When I met a child bride on her wedding day
It’s difficult – impossible, perhaps – to describe what it’s like to see a child bride. I’d heard countless stories of young weddings … stories from people I know, people I call “friend” and “sister” even, who had been married off as mere teens. But stories just aren’t the same.
The stories weren’t the same as talking to a 15-year-old girl dressed in her wedding outfit instead of her school uniform on a Monday morning.
“Camera me,” she said smiling like she knew she was the most beautiful girl at the water pump that day.
She waited in line for her turn to fetch water, dressed in a gold-embroidered blouse and three layers of traditional fabric wrapped around her waist. A gold chain ran from the center of her forehead out to each of the heavy red and gold hoops that hung from her lobes, a symbol that she is a married woman in some Fula tribes. Necklaces draped around her neck and beaded bracelets stacked halfway up her arms. Beneath her colorful veil was hair in perfect plaits and a face caked with make-up. She looked out of place among the shabby thatch-roofed huts that served as her backdrop.
A slightly older girl ran up beside her, lacing her arm with the bride’s.
“Can I take a picture of you with your friend?” I asked.
“Co-wife, now” the older girl corrected me.
I began snapping pictures as they fidgeted with the veil, laughing and teasing each other like the school-girls they used to be.
I didn’t expect to see what seemed like such unabashed happiness on the faces of teenage co-wives. “The bride doesn’t even understand what’s happening to her because it’s the only culture she knows,” I thought. “Maybe she’s just caught up in the celebration of it, the feeling that she’s dressed up just like a princess?” “Or maybe she knows exactly what this means but she’s choosing to be happy since it’s the only choice she gets to make?”
I’ll never know what she was thinking on her wedding day, nor would I ever be able to understand.
And to cope, I’ll leave it there for now — file it away as another memory, an experience I don’t understand, a tradition I cannot change.

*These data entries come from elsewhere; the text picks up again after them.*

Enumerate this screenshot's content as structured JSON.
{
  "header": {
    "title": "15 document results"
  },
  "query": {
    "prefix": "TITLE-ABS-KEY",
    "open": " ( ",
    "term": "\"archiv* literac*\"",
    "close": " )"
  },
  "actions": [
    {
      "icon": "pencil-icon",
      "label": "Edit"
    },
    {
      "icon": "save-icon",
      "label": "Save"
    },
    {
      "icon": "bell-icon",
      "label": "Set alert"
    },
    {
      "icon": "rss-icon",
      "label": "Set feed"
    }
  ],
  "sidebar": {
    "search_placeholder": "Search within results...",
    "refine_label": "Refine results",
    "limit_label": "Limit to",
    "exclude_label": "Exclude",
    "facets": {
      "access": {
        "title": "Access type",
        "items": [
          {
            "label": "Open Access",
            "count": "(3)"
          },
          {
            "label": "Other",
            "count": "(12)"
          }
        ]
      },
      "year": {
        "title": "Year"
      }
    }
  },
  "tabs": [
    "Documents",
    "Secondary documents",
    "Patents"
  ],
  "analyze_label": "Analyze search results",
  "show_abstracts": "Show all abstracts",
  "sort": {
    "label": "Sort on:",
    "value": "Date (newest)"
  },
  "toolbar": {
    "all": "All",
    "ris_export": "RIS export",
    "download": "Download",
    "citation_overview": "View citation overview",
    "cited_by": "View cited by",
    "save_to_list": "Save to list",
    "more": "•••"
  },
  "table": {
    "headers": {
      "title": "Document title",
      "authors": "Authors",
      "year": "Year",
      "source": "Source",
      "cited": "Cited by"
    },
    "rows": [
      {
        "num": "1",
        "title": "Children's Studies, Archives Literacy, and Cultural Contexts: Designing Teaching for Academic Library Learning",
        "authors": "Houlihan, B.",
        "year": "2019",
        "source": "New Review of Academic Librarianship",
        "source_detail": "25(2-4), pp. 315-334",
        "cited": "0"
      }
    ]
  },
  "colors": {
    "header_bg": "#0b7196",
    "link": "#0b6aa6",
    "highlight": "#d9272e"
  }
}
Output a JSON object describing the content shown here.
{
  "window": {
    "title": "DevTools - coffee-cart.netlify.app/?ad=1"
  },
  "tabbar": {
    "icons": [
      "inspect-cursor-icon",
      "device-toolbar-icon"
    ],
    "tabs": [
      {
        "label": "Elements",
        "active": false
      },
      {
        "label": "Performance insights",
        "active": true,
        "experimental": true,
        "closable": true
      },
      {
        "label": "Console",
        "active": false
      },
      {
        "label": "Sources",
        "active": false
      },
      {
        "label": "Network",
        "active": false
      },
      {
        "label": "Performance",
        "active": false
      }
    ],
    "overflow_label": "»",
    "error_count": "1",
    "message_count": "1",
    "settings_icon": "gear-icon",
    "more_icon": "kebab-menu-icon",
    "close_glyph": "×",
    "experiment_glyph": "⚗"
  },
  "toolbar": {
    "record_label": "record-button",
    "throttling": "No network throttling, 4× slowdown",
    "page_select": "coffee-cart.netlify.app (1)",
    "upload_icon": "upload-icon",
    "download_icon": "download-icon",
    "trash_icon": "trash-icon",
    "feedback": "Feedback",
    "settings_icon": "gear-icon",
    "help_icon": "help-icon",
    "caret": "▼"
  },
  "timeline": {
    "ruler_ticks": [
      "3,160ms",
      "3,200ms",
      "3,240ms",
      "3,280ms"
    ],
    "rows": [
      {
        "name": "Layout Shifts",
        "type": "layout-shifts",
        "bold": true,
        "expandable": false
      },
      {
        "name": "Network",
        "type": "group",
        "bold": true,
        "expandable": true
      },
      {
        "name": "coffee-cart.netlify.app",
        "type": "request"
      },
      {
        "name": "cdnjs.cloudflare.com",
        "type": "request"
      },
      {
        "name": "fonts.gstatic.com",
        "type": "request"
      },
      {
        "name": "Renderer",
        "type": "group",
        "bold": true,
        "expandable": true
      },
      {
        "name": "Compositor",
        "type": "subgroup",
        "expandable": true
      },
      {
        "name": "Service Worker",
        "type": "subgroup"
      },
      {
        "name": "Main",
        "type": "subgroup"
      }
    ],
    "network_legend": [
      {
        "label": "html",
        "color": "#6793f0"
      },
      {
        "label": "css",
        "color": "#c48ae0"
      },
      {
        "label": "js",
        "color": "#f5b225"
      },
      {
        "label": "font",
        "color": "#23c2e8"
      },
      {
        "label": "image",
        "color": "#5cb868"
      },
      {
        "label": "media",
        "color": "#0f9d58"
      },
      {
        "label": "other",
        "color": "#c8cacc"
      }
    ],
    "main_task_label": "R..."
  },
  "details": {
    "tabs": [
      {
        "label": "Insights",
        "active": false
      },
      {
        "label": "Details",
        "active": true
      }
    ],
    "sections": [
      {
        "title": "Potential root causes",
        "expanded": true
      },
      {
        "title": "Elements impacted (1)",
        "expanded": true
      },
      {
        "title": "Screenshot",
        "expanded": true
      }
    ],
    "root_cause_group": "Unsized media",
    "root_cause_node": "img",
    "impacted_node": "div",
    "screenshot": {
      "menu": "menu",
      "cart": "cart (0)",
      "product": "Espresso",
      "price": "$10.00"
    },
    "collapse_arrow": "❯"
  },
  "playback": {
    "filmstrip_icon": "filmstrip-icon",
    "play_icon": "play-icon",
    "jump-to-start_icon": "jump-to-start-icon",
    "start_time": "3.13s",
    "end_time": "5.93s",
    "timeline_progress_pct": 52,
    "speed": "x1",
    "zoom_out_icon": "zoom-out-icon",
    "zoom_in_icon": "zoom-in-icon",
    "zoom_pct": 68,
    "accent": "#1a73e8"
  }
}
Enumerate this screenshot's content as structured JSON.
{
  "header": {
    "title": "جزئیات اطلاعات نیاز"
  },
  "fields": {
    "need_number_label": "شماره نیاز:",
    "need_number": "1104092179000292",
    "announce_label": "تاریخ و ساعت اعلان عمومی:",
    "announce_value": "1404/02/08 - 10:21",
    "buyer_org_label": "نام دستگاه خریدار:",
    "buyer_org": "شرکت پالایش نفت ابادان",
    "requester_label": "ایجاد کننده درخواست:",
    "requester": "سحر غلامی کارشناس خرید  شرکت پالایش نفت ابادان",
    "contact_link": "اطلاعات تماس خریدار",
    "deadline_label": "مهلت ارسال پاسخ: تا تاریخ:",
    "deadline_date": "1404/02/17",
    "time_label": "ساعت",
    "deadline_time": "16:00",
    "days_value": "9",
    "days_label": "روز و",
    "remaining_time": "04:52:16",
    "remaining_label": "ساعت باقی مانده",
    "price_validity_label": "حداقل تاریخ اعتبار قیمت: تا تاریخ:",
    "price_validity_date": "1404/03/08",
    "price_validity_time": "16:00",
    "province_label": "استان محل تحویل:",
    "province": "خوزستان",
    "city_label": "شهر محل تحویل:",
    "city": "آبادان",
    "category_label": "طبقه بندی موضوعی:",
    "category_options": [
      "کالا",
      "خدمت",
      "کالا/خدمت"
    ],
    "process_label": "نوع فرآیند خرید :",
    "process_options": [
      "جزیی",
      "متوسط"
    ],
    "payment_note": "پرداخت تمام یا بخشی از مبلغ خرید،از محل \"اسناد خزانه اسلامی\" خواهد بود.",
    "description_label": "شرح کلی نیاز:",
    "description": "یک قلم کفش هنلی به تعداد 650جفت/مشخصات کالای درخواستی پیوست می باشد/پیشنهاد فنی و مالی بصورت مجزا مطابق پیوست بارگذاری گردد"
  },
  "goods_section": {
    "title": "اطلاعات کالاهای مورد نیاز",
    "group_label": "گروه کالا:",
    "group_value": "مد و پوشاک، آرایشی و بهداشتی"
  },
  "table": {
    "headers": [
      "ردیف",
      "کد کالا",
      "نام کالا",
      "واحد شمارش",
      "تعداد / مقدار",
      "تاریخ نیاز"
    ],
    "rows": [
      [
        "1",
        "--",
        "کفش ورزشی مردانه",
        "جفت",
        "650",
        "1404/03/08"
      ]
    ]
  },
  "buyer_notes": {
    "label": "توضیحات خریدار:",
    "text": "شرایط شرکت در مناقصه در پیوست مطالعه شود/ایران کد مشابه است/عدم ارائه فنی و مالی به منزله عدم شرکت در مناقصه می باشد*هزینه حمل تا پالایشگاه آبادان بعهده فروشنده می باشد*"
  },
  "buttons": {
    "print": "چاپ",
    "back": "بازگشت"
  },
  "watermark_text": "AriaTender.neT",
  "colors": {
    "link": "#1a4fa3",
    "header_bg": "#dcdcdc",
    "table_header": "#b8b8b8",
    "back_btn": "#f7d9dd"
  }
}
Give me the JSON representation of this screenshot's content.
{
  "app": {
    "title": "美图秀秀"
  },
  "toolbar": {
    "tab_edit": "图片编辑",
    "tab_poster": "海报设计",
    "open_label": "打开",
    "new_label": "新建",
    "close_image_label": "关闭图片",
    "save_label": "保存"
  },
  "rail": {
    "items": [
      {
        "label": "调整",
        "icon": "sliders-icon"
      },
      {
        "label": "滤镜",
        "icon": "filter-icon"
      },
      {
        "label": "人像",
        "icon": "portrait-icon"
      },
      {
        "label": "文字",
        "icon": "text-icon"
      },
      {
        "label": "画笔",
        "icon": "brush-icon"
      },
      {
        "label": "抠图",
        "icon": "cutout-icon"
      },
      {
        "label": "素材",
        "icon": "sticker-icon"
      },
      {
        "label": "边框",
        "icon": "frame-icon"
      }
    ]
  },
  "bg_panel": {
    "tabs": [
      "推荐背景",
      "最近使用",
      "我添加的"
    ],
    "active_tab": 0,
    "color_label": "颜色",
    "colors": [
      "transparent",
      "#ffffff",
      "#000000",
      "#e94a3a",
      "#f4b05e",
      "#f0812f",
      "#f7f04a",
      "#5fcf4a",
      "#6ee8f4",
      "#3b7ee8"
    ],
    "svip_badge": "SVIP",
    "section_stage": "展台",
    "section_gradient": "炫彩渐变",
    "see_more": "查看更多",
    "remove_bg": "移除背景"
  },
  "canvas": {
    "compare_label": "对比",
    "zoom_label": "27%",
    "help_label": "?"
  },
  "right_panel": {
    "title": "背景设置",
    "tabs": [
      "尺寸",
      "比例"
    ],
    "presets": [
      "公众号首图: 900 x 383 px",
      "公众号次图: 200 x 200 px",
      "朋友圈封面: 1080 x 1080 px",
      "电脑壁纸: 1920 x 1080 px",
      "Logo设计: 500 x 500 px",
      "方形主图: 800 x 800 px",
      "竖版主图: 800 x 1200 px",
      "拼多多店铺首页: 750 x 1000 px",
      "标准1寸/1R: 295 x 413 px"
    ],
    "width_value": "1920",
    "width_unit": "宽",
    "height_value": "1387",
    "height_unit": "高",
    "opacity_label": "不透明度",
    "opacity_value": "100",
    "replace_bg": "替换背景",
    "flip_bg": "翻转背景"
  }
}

Early marriage is typical among Fulas but I hadn’t yet seen a young bride during my time here in The Gambia. I live in a mainly Jola and Mandinka community and although there are also Fulas, my village is closer to the city where such practices are dying out. That day I was upcountry in a Fula village 9 kilometers into the bush four girls were married off.